Portrait from the past
Portrait from the past
zdroj: osobný archív Michala Roška

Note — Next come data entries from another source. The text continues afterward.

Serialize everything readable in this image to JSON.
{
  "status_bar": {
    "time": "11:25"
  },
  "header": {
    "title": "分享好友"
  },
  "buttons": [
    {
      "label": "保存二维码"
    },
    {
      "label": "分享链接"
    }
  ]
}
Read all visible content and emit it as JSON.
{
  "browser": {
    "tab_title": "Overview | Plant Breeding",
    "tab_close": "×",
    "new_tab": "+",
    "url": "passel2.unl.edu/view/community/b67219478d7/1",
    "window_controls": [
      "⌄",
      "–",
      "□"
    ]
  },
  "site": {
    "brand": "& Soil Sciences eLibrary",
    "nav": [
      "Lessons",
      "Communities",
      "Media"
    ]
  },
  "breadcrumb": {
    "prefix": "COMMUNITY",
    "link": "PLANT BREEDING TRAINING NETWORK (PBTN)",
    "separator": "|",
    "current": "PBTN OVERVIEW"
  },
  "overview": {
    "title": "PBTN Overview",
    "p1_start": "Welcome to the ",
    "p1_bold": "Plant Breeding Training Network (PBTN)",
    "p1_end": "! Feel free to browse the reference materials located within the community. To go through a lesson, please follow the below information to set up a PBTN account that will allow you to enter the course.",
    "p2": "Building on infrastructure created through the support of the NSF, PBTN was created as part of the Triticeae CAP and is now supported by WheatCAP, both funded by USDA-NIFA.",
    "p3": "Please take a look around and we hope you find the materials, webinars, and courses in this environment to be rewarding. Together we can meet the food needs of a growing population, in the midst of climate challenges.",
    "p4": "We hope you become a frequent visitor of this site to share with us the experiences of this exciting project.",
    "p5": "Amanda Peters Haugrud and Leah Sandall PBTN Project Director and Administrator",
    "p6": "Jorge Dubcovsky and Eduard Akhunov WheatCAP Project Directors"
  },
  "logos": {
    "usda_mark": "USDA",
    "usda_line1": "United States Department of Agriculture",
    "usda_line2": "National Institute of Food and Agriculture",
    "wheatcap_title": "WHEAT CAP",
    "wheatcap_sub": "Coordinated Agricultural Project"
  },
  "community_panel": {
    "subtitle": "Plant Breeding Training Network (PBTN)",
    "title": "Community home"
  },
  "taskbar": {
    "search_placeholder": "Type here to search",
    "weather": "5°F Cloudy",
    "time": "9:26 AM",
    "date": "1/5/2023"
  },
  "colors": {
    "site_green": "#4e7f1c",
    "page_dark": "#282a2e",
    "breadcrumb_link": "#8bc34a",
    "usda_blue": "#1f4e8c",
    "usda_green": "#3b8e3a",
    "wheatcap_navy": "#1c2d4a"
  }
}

Michal Roško was born on November 22, 1928 in the village of Záhor. When he finished the elementary school, he continued studying at middle school in Sobrance and later in Uzhhorod. After the war he enrolled at the State Pedagogical Academy in Michalovce and during his study he lived with Salesians. Later he joined the Faculty of Theology at the monastery in Obořiště near Dobříš. However, as the year 1950 came, all the monasteries were liquidated and people from this monastery were taken to the camp in Králíky. Michal worked here in agriculture, picked snails and labored on the field. Subsequently he had to enlist in the Auxiliary Technical Battalions, where he served 3 years and 3 months. At first he was in Komárno, then in Podbořany and in Sliač. Moreover, in the beginning of 1960s, Michal happened to end up in prison for several months because of his secret study to become a priest. He had to wait long 18 years to be ordained a priest. In the meantime he worked like electrician, maintenance man, volleyball coach as well as director of an amateur theatre. He was also employed in ironworks or in the State Scientific Library as a warehouseman. He has a great merit on building or restoring the churches in Snina, Dedačov and Humenné, which could have been finished despite the former socialist, i.e. anti-religious ruling era.